Dan Greenberg, named the chairman of the Alcoholic Beverage Control Board in February by Gov. Asa Hutchinson, just ahead of the board’s assuming new duties in regulation of medical marijuana, is resigning from the board and moving with his family to Washington, D.C. sources tell me.

My sources say he’s taking a job in the Trump Administration, perhaps in the Labor Department and related to business licensure. Deregulating business licensure has been a long passion of Greenberg as president of a conservative think tank, the Advance Arkansas Institute. Greenberg is also a lawyer and former Republican state representative who lost his last legislative race, for state Senate, against Jeremy Hutchinson. I couldn’t reach Greenberg tonight by phone or e-mail.


No word yet on who might be named to succeed Greenberg. The alcohol industry will be watching closely, but the board’s important role in marijuana regulation might be of more immediate importance. The ABC has already adopted rules on advertising, transportation, edibles and other facets of the newly authorized medical marijuana business. A separate commission is reviewing applications for permits from potential growers and sellers. The Health Department also has some supervisory duties.

UPDATE: Just heard back from Dan, who confirms he’s off to Washington. His note:


As of Monday, I started a new job as Senior Policy Advisor at the U.S. Department of Labor in DC. Technically, I am in the Office of the Assistant Secretary for Policy. It was a hard decision because I like living in Arkansas and I enjoyed my work at the Advance Arkansas Institute and in state government.

There are not many job offers that would have encouraged me to leave the home where I have been living 15 years and the state where I lived most of my life. But this was pretty close to an unrefusable opportunity. A central focus of my new job is the reform of overextensive occupational licensure laws and regulations, which is an issue that AAI has been involved in heavily for most of its life. There is bipartisan agreement on the importance of this reform. As you likely know, this was a policy interest for the Obama Administration; it is also a policy interest of the current Administration and more particularly the Secretary of Labor. The fact is that America has plenty of capable and qualified people who are ready to work, but who are held back by legal barriers that favor incumbents and block entry into labor markets. Some of these barriers seem to have little or nothing to do with benefiting the people. That is a moral outrage, and I am grateful that I was asked to work on this issue at DOL.

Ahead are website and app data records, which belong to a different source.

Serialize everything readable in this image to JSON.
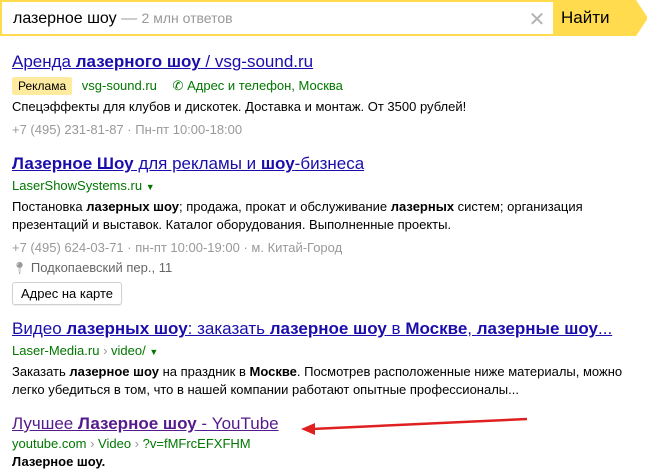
{
  "search": {
    "query": "лазерное шоу",
    "separator": "—",
    "hint": "2 млн ответов",
    "button_label": "Найти"
  },
  "results": [
    {
      "title_parts": [
        "Аренда ",
        "лазерного шоу",
        " / vsg-sound.ru"
      ],
      "ad_badge": "Реклама",
      "domain": "vsg-sound.ru",
      "contact": "Адрес и телефон, Москва",
      "snippet": "Спецэффекты для клубов и дискотек. Доставка и монтаж. От 3500 рублей!",
      "phone": "+7 (495) 231-81-87",
      "dot": "·",
      "hours": "Пн-пт 10:00-18:00"
    },
    {
      "title_parts": [
        "Лазерное Шоу",
        " для рекламы и ",
        "шоу",
        "-бизнеса"
      ],
      "domain": "LaserShowSystems.ru",
      "snippet_parts": [
        "Постановка ",
        "лазерных шоу",
        "; продажа, прокат и обслуживание ",
        "лазерных",
        " систем; организация презентаций и выставок. Каталог оборудования. Выполненные проекты."
      ],
      "phone": "+7 (495) 624-03-71",
      "dot": "·",
      "hours": "пн-пт 10:00-19:00",
      "metro": "м. Китай-Город",
      "address": "Подкопаевский пер., 11",
      "map_button": "Адрес на карте"
    },
    {
      "title_parts": [
        "Видео ",
        "лазерных шоу",
        ": заказать ",
        "лазерное шоу",
        " в ",
        "Москве",
        ", ",
        "лазерные шоу",
        "..."
      ],
      "domain": "Laser-Media.ru",
      "path": "video/",
      "path_sep": "›",
      "snippet_parts": [
        "Заказать ",
        "лазерное шоу",
        " на праздник в ",
        "Москве",
        ". Посмотрев расположенные ниже материалы, можно легко убедиться в том, что в нашей компании работают опытные профессионалы..."
      ]
    },
    {
      "title_parts": [
        "Лучшее ",
        "Лазерное шоу",
        " - YouTube"
      ],
      "domain": "youtube.com",
      "path1": "Video",
      "path2": "?v=fMFrcEFXFHM",
      "path_sep": "›",
      "snippet": "Лазерное шоу."
    }
  ],
  "annotation": {
    "arrow_color": "#e02020"
  },
  "colors": {
    "accent": "#ffdb4d",
    "link": "#1a0dab",
    "visited": "#551a8b",
    "url": "#007700"
  }
}
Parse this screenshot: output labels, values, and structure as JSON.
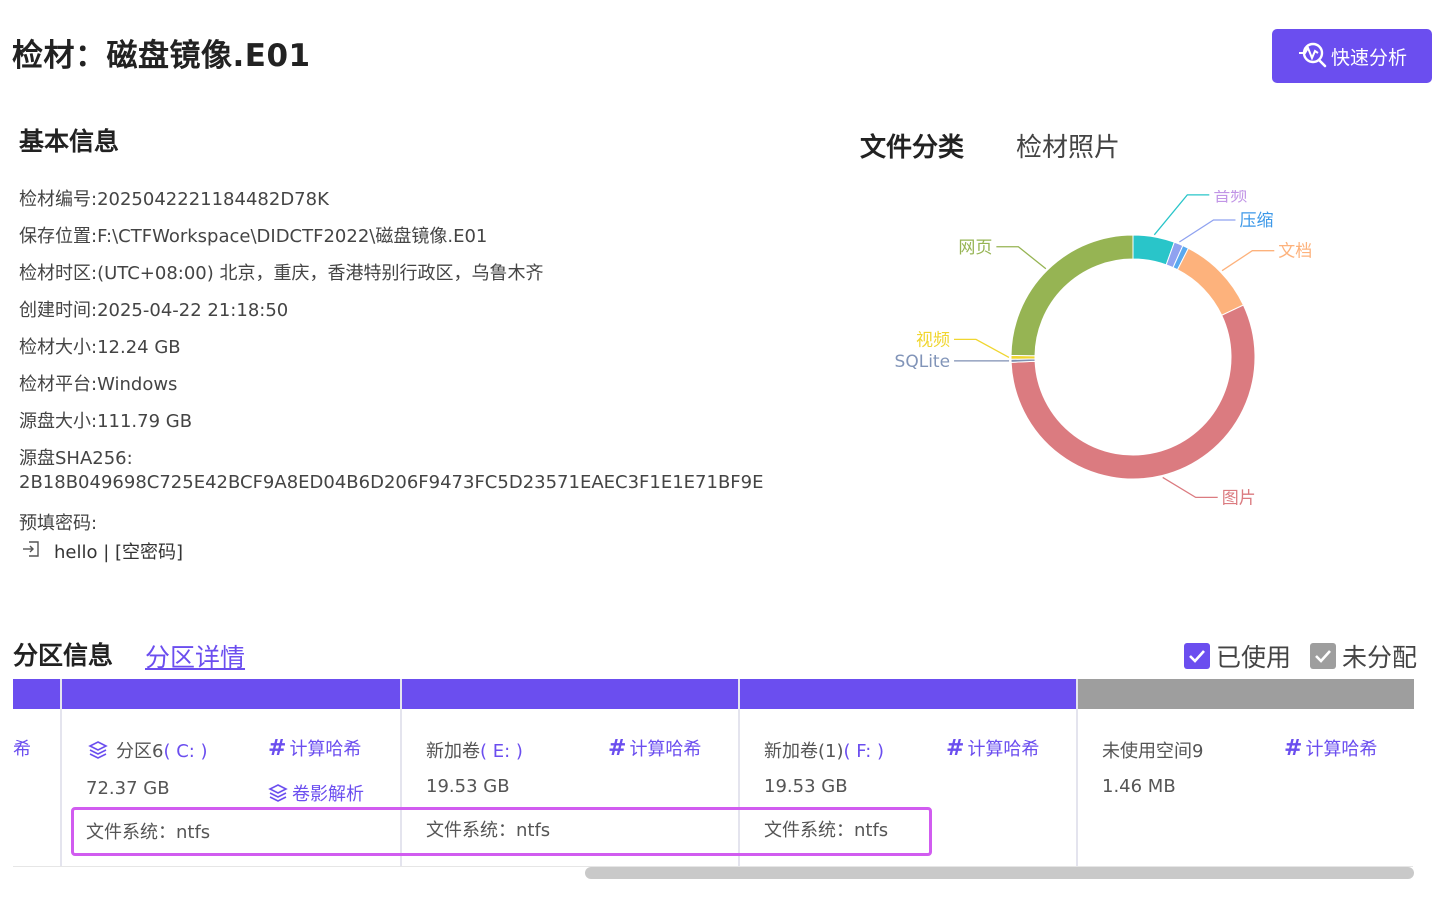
{
  "header": {
    "title": "检材：磁盘镜像.E01",
    "quick_analyze_label": "快速分析"
  },
  "basic_info": {
    "heading": "基本信息",
    "rows": [
      {
        "key": "检材编号:",
        "value": "2025042221184482D78K"
      },
      {
        "key": "保存位置:",
        "value": "F:\\CTFWorkspace\\DIDCTF2022\\磁盘镜像.E01"
      },
      {
        "key": "检材时区:",
        "value": "(UTC+08:00) 北京，重庆，香港特别行政区，乌鲁木齐"
      },
      {
        "key": "创建时间:",
        "value": "2025-04-22 21:18:50"
      },
      {
        "key": "检材大小:",
        "value": "12.24 GB"
      },
      {
        "key": "检材平台:",
        "value": "Windows"
      },
      {
        "key": "源盘大小:",
        "value": "111.79 GB"
      }
    ],
    "sha_label": "源盘SHA256:",
    "sha_value": "2B18B049698C725E42BCF9A8ED04B6D206F9473FC5D23571EAEC3F1E1E71BF9E",
    "password_label": "预填密码:",
    "password_value": "hello | [空密码]"
  },
  "file_tabs": {
    "active": "文件分类",
    "inactive": "检材照片"
  },
  "chart_data": {
    "type": "pie",
    "donut": true,
    "legend": "none",
    "slices": [
      {
        "label": "音频",
        "value": 5.5,
        "color": "#29c5c9"
      },
      {
        "label": "压缩",
        "value": 1.2,
        "color": "#8fa2f0"
      },
      {
        "label": "",
        "value": 0.8,
        "color": "#5aa9ef"
      },
      {
        "label": "文档",
        "value": 10.5,
        "color": "#fdb27c"
      },
      {
        "label": "图片",
        "value": 56.3,
        "color": "#db7b80"
      },
      {
        "label": "SQLite",
        "value": 0.4,
        "color": "#7f8fb3"
      },
      {
        "label": "视频",
        "value": 0.5,
        "color": "#f0d630"
      },
      {
        "label": "网页",
        "value": 24.8,
        "color": "#96b453"
      }
    ],
    "label_colors": {
      "音频": "#c195e6",
      "压缩": "#3c98e8",
      "文档": "#fdb27c",
      "图片": "#db7b80",
      "SQLite": "#8194b8",
      "视频": "#f0d630",
      "网页": "#96b453"
    }
  },
  "partitions": {
    "heading": "分区信息",
    "detail_link": "分区详情",
    "legend_used": "已使用",
    "legend_unalloc": "未分配",
    "colors": {
      "used": "#6b4eef",
      "unalloc": "#9e9e9e",
      "accent": "#6b4eef"
    },
    "left_fragment": "希",
    "hash_label": "计算哈希",
    "shadow_label": "卷影解析",
    "cells": [
      {
        "name": "分区6",
        "drive": "( C: )",
        "size": "72.37 GB",
        "fs": "文件系统：ntfs"
      },
      {
        "name": "新加卷",
        "drive": "( E: )",
        "size": "19.53 GB",
        "fs": "文件系统：ntfs"
      },
      {
        "name": "新加卷(1)",
        "drive": "( F: )",
        "size": "19.53 GB",
        "fs": "文件系统：ntfs"
      },
      {
        "name": "未使用空间9",
        "drive": "",
        "size": "1.46 MB",
        "fs": ""
      }
    ]
  }
}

Perhaps I should have made some sort of announcement on the blog or something. I have just been too busy with the transition to think much about that stuff.

Marjorie and the kids are coming up in a week or so to look at houses and schools.